> Aim of the exercise
Search the listing for "учреждения" and copy every line where it appears.

> The input
※ ※ ※

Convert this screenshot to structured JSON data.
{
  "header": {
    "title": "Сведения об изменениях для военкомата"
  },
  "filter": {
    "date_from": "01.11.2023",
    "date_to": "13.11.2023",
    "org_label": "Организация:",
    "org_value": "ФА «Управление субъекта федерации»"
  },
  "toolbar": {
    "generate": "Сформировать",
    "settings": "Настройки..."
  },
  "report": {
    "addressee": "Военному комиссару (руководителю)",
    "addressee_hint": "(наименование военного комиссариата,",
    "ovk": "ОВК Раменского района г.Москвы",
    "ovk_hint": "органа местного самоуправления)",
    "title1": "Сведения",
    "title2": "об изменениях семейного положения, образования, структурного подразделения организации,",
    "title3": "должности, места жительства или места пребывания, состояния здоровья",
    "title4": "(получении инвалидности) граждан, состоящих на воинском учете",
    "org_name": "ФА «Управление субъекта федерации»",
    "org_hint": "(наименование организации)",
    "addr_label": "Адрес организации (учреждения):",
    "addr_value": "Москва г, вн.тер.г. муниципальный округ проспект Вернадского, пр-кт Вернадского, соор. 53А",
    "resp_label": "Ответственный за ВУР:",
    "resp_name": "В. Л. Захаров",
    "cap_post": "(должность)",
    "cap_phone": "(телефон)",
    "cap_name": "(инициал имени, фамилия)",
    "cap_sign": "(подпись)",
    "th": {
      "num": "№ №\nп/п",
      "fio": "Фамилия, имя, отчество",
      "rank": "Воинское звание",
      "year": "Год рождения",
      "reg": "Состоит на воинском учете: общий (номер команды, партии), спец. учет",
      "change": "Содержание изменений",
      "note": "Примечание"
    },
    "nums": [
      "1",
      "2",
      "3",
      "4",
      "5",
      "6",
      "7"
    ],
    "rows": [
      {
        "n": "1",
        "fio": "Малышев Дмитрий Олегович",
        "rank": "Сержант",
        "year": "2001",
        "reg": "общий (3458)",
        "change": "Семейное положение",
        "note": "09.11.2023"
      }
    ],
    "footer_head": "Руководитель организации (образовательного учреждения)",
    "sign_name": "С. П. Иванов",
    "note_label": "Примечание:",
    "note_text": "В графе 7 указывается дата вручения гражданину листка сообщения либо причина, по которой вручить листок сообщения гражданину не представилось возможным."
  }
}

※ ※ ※

> Exercise solution
    "addr_label": "Адрес организации (учреждения):",
    "footer_head": "Руководитель организации (образовательного учреждения)",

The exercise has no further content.